Enterprise resource planning software is typically used to automate many order to cash processes. Order management software can also supplement this workflow. For example, an invoicing system can automatically produce and send invoices, and a data management system can record performance data. Where possible, it's a good idea to automate an order to cash process to streamline customer orders and quickly process a customer order.


Monitor payment histories

Monitoring payment histories can help to identify potential issues with customers before they become a problem. This includes tracking customer payment behaviour and identifying customers who consistently pay late or have a history of disputes. This can help companies to adjust payment terms for these customers or take other actions to mitigate risks.


Implement a dispute resolution process

Implementing a dispute resolution process can help to resolve issues quickly and prevent them from escalating. This process should include a clear path for customers to report disputes, and a process for resolving disputes in a timely manner. A well-defined dispute resolution process can help to maintain positive relationships with customers and prevent disputes from negatively impacting the order to cash process. 



The OTC, O2C, or order-to-cash process is a critical aspect of B2B payments that involves several steps, including order processing, invoicing, payment, and fulfillment. Managing the O2C process can be challenging due to delayed payments, inaccurate invoicing, inefficient order processing, and a lack of visibility into the process. However, by implementing best practices such as establishing clear payment terms, automating processes where possible, monitoring payment histories, and implementing a dispute resolution process, companies can effectively manage the OTC process and improve their financial health.

Subscribe to Chaser's monthly newsletter
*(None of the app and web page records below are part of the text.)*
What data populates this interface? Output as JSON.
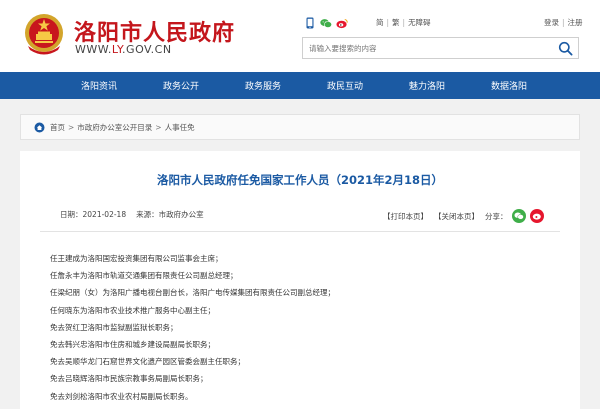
{
  "header": {
    "site_title": "洛阳市人民政府",
    "domain_www": "WWW.",
    "domain_ly": "LY",
    "domain_rest": ".GOV.CN",
    "tool_links": [
      "简",
      "繁",
      "无障碍"
    ],
    "login": "登录",
    "register": "注册",
    "search_placeholder": "请输入要搜索的内容"
  },
  "nav": {
    "items": [
      "洛阳资讯",
      "政务公开",
      "政务服务",
      "政民互动",
      "魅力洛阳",
      "数据洛阳"
    ]
  },
  "breadcrumb": {
    "items": [
      "首页",
      "市政府办公室公开目录",
      "人事任免"
    ]
  },
  "article": {
    "title": "洛阳市人民政府任免国家工作人员（2021年2月18日）",
    "date_label": "日期：2021-02-18",
    "source_label": "来源：市政府办公室",
    "print_label": "【打印本页】",
    "close_label": "【关闭本页】",
    "share_label": "分享：",
    "paragraphs": [
      "任王建成为洛阳国宏投资集团有限公司监事会主席；",
      "任詹永丰为洛阳市轨道交通集团有限责任公司副总经理；",
      "任梁纪朋（女）为洛阳广播电视台副台长，洛阳广电传媒集团有限责任公司副总经理；",
      "任何晓东为洛阳市农业技术推广服务中心副主任；",
      "免去贺红卫洛阳市监狱副监狱长职务；",
      "免去韩兴忠洛阳市住房和城乡建设局副局长职务；",
      "免去吴顺华龙门石窟世界文化遗产园区管委会副主任职务；",
      "免去吕晓辉洛阳市民族宗教事务局副局长职务；",
      "免去刘剑松洛阳市农业农村局副局长职务。"
    ]
  },
  "colors": {
    "brand_red": "#c4161c",
    "nav_blue": "#1b5aa3",
    "wechat_green": "#3fae49",
    "weibo_red": "#e6162d"
  },
  "icons": [
    "emblem-icon",
    "mobile-icon",
    "wechat-icon",
    "weibo-icon",
    "search-icon",
    "home-icon"
  ]
}
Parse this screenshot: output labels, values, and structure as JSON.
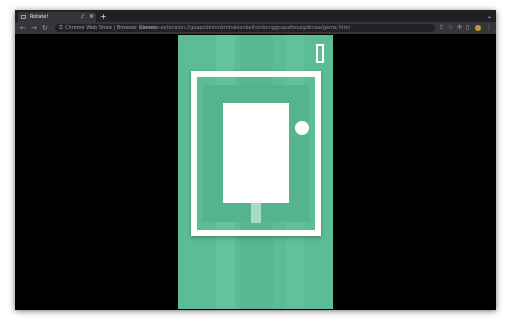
{
  "browser": {
    "tab": {
      "title": "Rotate!",
      "audio_icon": "speaker-icon",
      "close_icon": "close-icon"
    },
    "new_tab_icon": "plus-icon",
    "tab_search_icon": "chevron-down-icon",
    "site_name": "Chrome Web Store | Browser Games",
    "url": "chrome-extension://goapcbkmmkmhaklonkeihonbnnggcapafooalgdknae/game.html",
    "toolbar_icons": [
      "share-icon",
      "star-icon",
      "extensions-icon",
      "sidebar-icon",
      "profile-icon",
      "menu-icon"
    ]
  },
  "glyphs": {
    "tab_audio": "♪",
    "tab_close": "×",
    "new_tab": "+",
    "tab_search": "⌄",
    "back": "←",
    "forward": "→",
    "reload": "↻",
    "lock": "⚿",
    "share": "⇪",
    "star": "☆",
    "extensions": "✣",
    "sidebar": "▯",
    "menu": "⋮"
  },
  "game": {
    "background_color": "#5cbc95",
    "pause_icon": "pause-icon"
  }
}
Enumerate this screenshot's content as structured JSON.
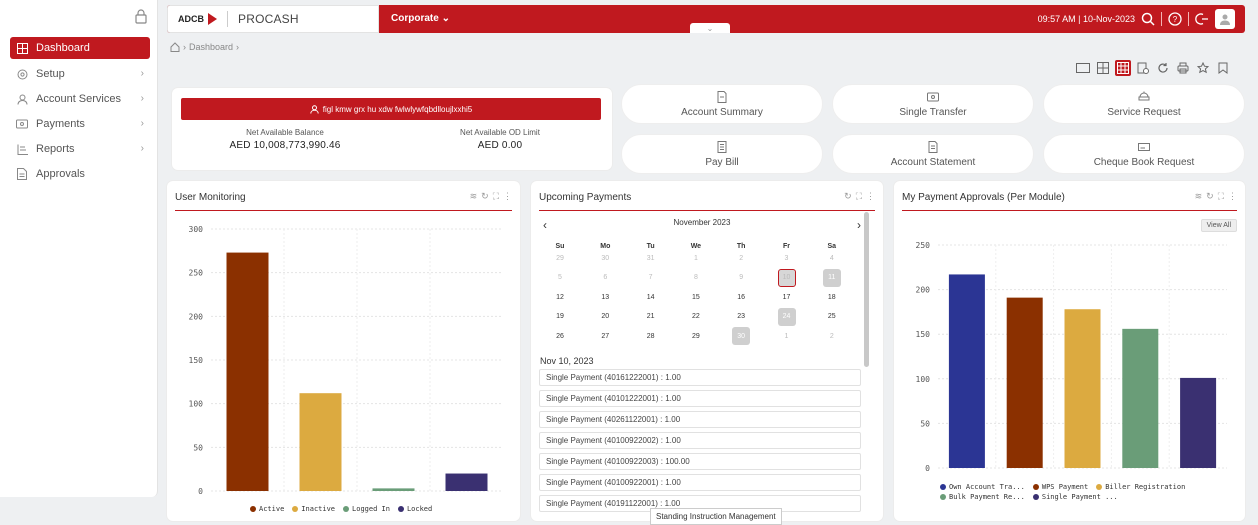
{
  "sidebar": {
    "items": [
      {
        "label": "Dashboard",
        "icon": "grid-icon",
        "active": true
      },
      {
        "label": "Setup",
        "icon": "gear-icon",
        "chevron": true
      },
      {
        "label": "Account Services",
        "icon": "user-icon",
        "chevron": true
      },
      {
        "label": "Payments",
        "icon": "card-icon",
        "chevron": true
      },
      {
        "label": "Reports",
        "icon": "report-icon",
        "chevron": true
      },
      {
        "label": "Approvals",
        "icon": "document-icon"
      }
    ]
  },
  "header": {
    "bank": "ADCB",
    "app_name": "PROCASH",
    "corporate_label": "Corporate",
    "datetime": "09:57 AM | 10-Nov-2023"
  },
  "breadcrumb": {
    "current": "Dashboard"
  },
  "balance": {
    "account": "figl kmw grx hu xdw fwlwlywfqbdlloujlxxhi5",
    "net_balance_label": "Net Available Balance",
    "net_balance_value": "AED 10,008,773,990.46",
    "od_limit_label": "Net Available OD Limit",
    "od_limit_value": "AED 0.00"
  },
  "tiles": [
    "Account Summary",
    "Single Transfer",
    "Service Request",
    "Pay Bill",
    "Account Statement",
    "Cheque Book Request"
  ],
  "user_monitoring": {
    "title": "User Monitoring",
    "chart_data": {
      "type": "bar",
      "categories": [
        "Active",
        "Inactive",
        "Logged In",
        "Locked"
      ],
      "values": [
        273,
        112,
        3,
        20
      ],
      "colors": [
        "#8b3000",
        "#dcaa40",
        "#6a9d78",
        "#3a3071"
      ],
      "ylim": [
        0,
        300
      ],
      "yticks": [
        0,
        50,
        100,
        150,
        200,
        250,
        300
      ],
      "legend": [
        "Active",
        "Inactive",
        "Logged In",
        "Locked"
      ]
    }
  },
  "upcoming_payments": {
    "title": "Upcoming Payments",
    "month_label": "November 2023",
    "weekdays": [
      "Su",
      "Mo",
      "Tu",
      "We",
      "Th",
      "Fr",
      "Sa"
    ],
    "weeks": [
      [
        "29",
        "30",
        "31",
        "1",
        "2",
        "3",
        "4"
      ],
      [
        "5",
        "6",
        "7",
        "8",
        "9",
        "10",
        "11"
      ],
      [
        "12",
        "13",
        "14",
        "15",
        "16",
        "17",
        "18"
      ],
      [
        "19",
        "20",
        "21",
        "22",
        "23",
        "24",
        "25"
      ],
      [
        "26",
        "27",
        "28",
        "29",
        "30",
        "1",
        "2"
      ]
    ],
    "selected_date_label": "Nov 10, 2023",
    "payments": [
      "Single Payment (40161222001) : 1.00",
      "Single Payment (40101222001) : 1.00",
      "Single Payment (40261122001) : 1.00",
      "Single Payment (40100922002) : 1.00",
      "Single Payment (40100922003) : 100.00",
      "Single Payment (40100922001) : 1.00",
      "Single Payment (40191122001) : 1.00"
    ],
    "tooltip": "Standing Instruction Management"
  },
  "approvals": {
    "title": "My Payment Approvals (Per Module)",
    "view_all": "View All",
    "chart_data": {
      "type": "bar",
      "categories": [
        "Own Account Tra...",
        "WPS Payment",
        "Biller Registration",
        "Bulk Payment Re...",
        "Single Payment ..."
      ],
      "values": [
        217,
        191,
        178,
        156,
        101
      ],
      "colors": [
        "#2b3594",
        "#8b3000",
        "#dcaa40",
        "#6a9d78",
        "#3a3071"
      ],
      "ylim": [
        0,
        250
      ],
      "yticks": [
        0,
        50,
        100,
        150,
        200,
        250
      ],
      "legend": [
        "Own Account Tra...",
        "WPS Payment",
        "Biller Registration",
        "Bulk Payment Re...",
        "Single Payment ..."
      ]
    }
  }
}
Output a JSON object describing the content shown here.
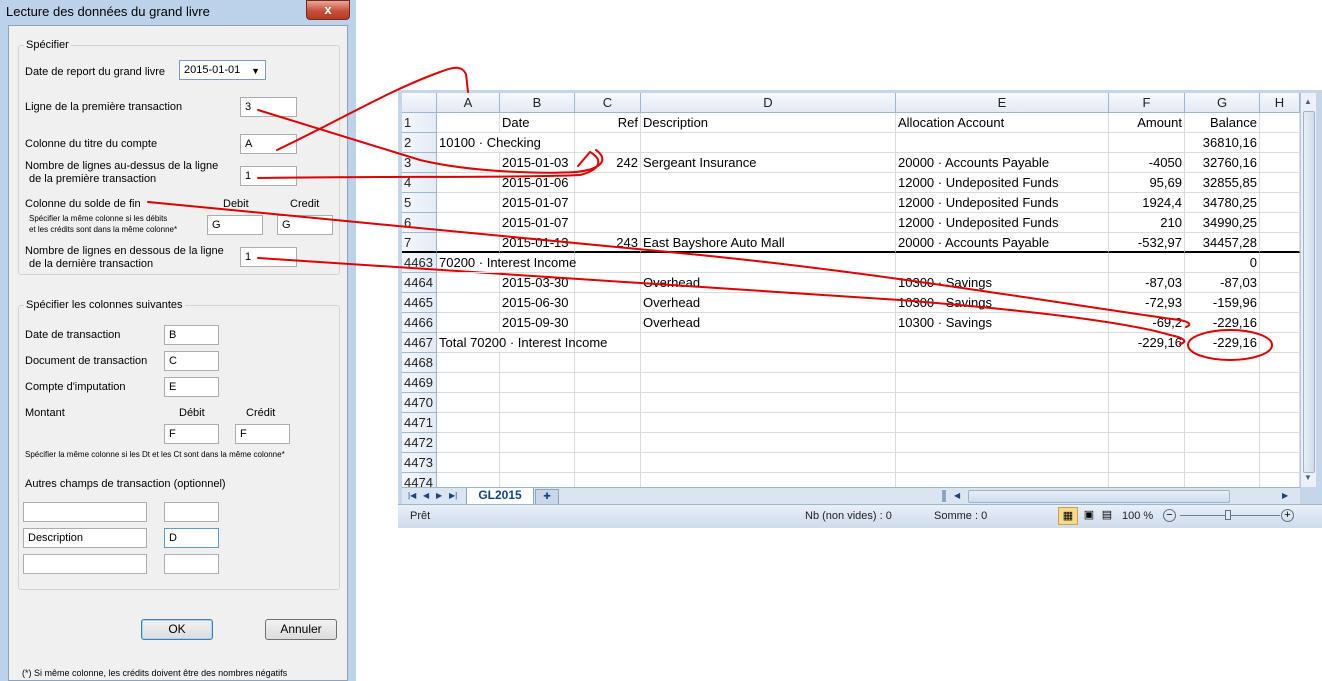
{
  "dialog": {
    "title": "Lecture des données du grand livre",
    "close_glyph": "x",
    "specifier": {
      "group_label": "Spécifier",
      "report_date_label": "Date de report du grand livre",
      "report_date_value": "2015-01-01",
      "first_row_label": "Ligne de la première transaction",
      "first_row_value": "3",
      "account_title_col_label": "Colonne du titre du compte",
      "account_title_col_value": "A",
      "rows_above_label_1": "Nombre de lignes au-dessus de la ligne",
      "rows_above_label_2": "de la première transaction",
      "rows_above_value": "1",
      "end_balance_label": "Colonne du solde de fin",
      "debit_header": "Debit",
      "credit_header": "Credit",
      "end_balance_note_1": "Spécifier la même colonne si les débits",
      "end_balance_note_2": "et les crédits sont dans la même colonne*",
      "end_balance_debit_value": "G",
      "end_balance_credit_value": "G",
      "rows_below_label_1": "Nombre de lignes en dessous de la ligne",
      "rows_below_label_2": "de la dernière transaction",
      "rows_below_value": "1"
    },
    "columns": {
      "group_label": "Spécifier les colonnes suivantes",
      "date_label": "Date de transaction",
      "date_value": "B",
      "doc_label": "Document de transaction",
      "doc_value": "C",
      "account_label": "Compte d'imputation",
      "account_value": "E",
      "amount_label": "Montant",
      "debit_header": "Débit",
      "credit_header": "Crédit",
      "amount_debit_value": "F",
      "amount_credit_value": "F",
      "same_col_note": "Spécifier la même colonne si les Dt et les Ct sont dans la même colonne*",
      "other_fields_label": "Autres champs de transaction (optionnel)",
      "other_fields": [
        {
          "name": "",
          "col": ""
        },
        {
          "name": "Description",
          "col": "D"
        },
        {
          "name": "",
          "col": ""
        }
      ]
    },
    "ok_label": "OK",
    "cancel_label": "Annuler",
    "footnote": "(*) Si même colonne, les crédits doivent être des nombres négatifs"
  },
  "excel": {
    "column_headers": [
      "A",
      "B",
      "C",
      "D",
      "E",
      "F",
      "G",
      "H"
    ],
    "rows": [
      {
        "num": "1",
        "a": "",
        "b": "Date",
        "c": "Ref",
        "d": "Description",
        "e": "Allocation Account",
        "f": "Amount",
        "g": "Balance"
      },
      {
        "num": "2",
        "a": "10100 · Checking",
        "b": "",
        "c": "",
        "d": "",
        "e": "",
        "f": "",
        "g": "36810,16"
      },
      {
        "num": "3",
        "a": "",
        "b": "2015-01-03",
        "c": "242",
        "d": "Sergeant Insurance",
        "e": "20000 · Accounts Payable",
        "f": "-4050",
        "g": "32760,16"
      },
      {
        "num": "4",
        "a": "",
        "b": "2015-01-06",
        "c": "",
        "d": "",
        "e": "12000 · Undeposited Funds",
        "f": "95,69",
        "g": "32855,85"
      },
      {
        "num": "5",
        "a": "",
        "b": "2015-01-07",
        "c": "",
        "d": "",
        "e": "12000 · Undeposited Funds",
        "f": "1924,4",
        "g": "34780,25"
      },
      {
        "num": "6",
        "a": "",
        "b": "2015-01-07",
        "c": "",
        "d": "",
        "e": "12000 · Undeposited Funds",
        "f": "210",
        "g": "34990,25"
      },
      {
        "num": "7",
        "a": "",
        "b": "2015-01-13",
        "c": "243",
        "d": "East Bayshore Auto Mall",
        "e": "20000 · Accounts Payable",
        "f": "-532,97",
        "g": "34457,28"
      },
      {
        "num": "4463",
        "a": "70200 · Interest Income",
        "b": "",
        "c": "",
        "d": "",
        "e": "",
        "f": "",
        "g": "0"
      },
      {
        "num": "4464",
        "a": "",
        "b": "2015-03-30",
        "c": "",
        "d": "Overhead",
        "e": "10300 · Savings",
        "f": "-87,03",
        "g": "-87,03"
      },
      {
        "num": "4465",
        "a": "",
        "b": "2015-06-30",
        "c": "",
        "d": "Overhead",
        "e": "10300 · Savings",
        "f": "-72,93",
        "g": "-159,96"
      },
      {
        "num": "4466",
        "a": "",
        "b": "2015-09-30",
        "c": "",
        "d": "Overhead",
        "e": "10300 · Savings",
        "f": "-69,2",
        "g": "-229,16"
      },
      {
        "num": "4467",
        "a": "Total 70200 · Interest Income",
        "b": "",
        "c": "",
        "d": "",
        "e": "",
        "f": "-229,16",
        "g": "-229,16"
      },
      {
        "num": "4468",
        "a": "",
        "b": "",
        "c": "",
        "d": "",
        "e": "",
        "f": "",
        "g": ""
      },
      {
        "num": "4469",
        "a": "",
        "b": "",
        "c": "",
        "d": "",
        "e": "",
        "f": "",
        "g": ""
      },
      {
        "num": "4470",
        "a": "",
        "b": "",
        "c": "",
        "d": "",
        "e": "",
        "f": "",
        "g": ""
      },
      {
        "num": "4471",
        "a": "",
        "b": "",
        "c": "",
        "d": "",
        "e": "",
        "f": "",
        "g": ""
      },
      {
        "num": "4472",
        "a": "",
        "b": "",
        "c": "",
        "d": "",
        "e": "",
        "f": "",
        "g": ""
      },
      {
        "num": "4473",
        "a": "",
        "b": "",
        "c": "",
        "d": "",
        "e": "",
        "f": "",
        "g": ""
      },
      {
        "num": "4474",
        "a": "",
        "b": "",
        "c": "",
        "d": "",
        "e": "",
        "f": "",
        "g": ""
      }
    ],
    "sheet_tab": "GL2015",
    "status": {
      "ready": "Prêt",
      "count": "Nb (non vides) : 0",
      "sum": "Somme : 0",
      "zoom": "100 %"
    }
  },
  "colors": {
    "annotation": "#e00000",
    "dialog_frame": "#bcd2ea",
    "excel_frame": "#c5d5ea"
  }
}
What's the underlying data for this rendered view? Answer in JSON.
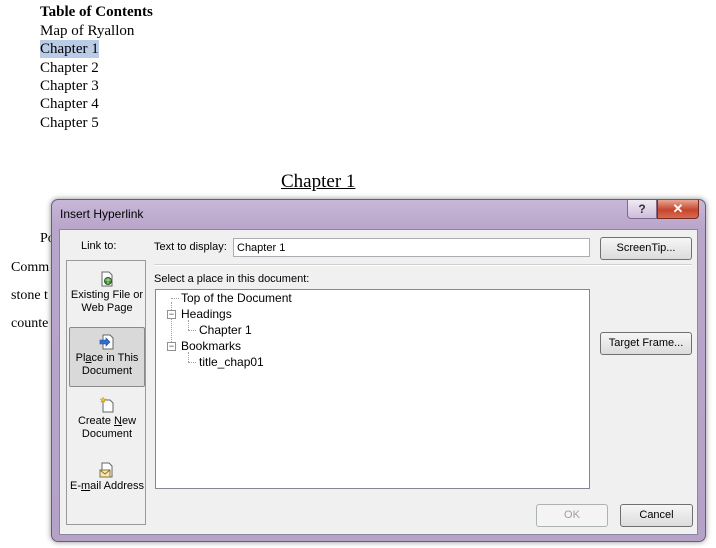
{
  "document": {
    "toc_title": "Table of Contents",
    "toc_items": [
      "Map of Ryallon",
      "Chapter 1",
      "Chapter 2",
      "Chapter 3",
      "Chapter 4",
      "Chapter 5"
    ],
    "chapter_heading": "Chapter 1",
    "body_fragments": [
      "Po",
      "Comm",
      "stone t",
      "counte"
    ]
  },
  "dialog": {
    "title": "Insert Hyperlink",
    "help_label": "?",
    "close_label": "✕",
    "link_to_label": "Link to:",
    "link_options": [
      {
        "pre": "",
        "ul": "",
        "post": "Existing File or",
        "line2": "Web Page",
        "icon": "existing-file-icon"
      },
      {
        "pre": "Pl",
        "ul": "a",
        "post": "ce in This",
        "line2": "Document",
        "icon": "place-in-document-icon"
      },
      {
        "pre": "Create ",
        "ul": "N",
        "post": "ew",
        "line2": "Document",
        "icon": "new-document-icon"
      },
      {
        "pre": "E-",
        "ul": "m",
        "post": "ail Address",
        "line2": "",
        "icon": "email-address-icon"
      }
    ],
    "text_to_display_label": "Text to display:",
    "text_to_display_value": "Chapter 1",
    "screentip_label": "ScreenTip...",
    "place_label": "Select a place in this document:",
    "tree": {
      "top": "Top of the Document",
      "headings": "Headings",
      "heading_items": [
        "Chapter 1"
      ],
      "bookmarks": "Bookmarks",
      "bookmark_items": [
        "title_chap01"
      ],
      "expander": "−"
    },
    "target_frame_label": "Target Frame...",
    "ok_label": "OK",
    "cancel_label": "Cancel"
  }
}
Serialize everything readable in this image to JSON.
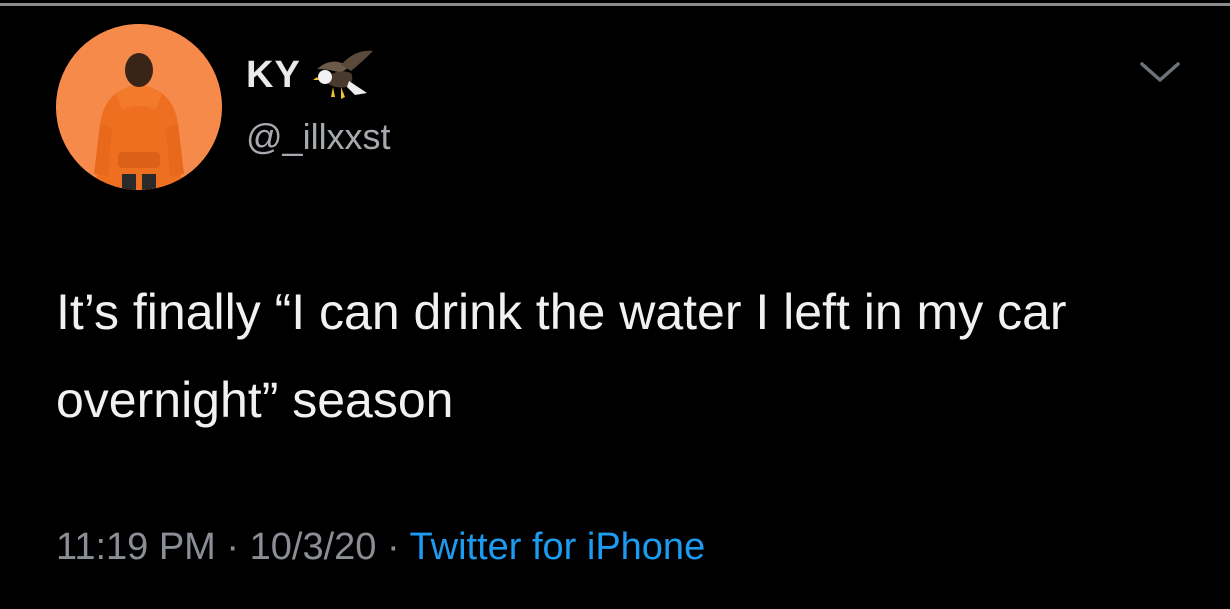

Our monthly newsletter includes news and resources on accounts receivables management, along with free templates and product innovation updates.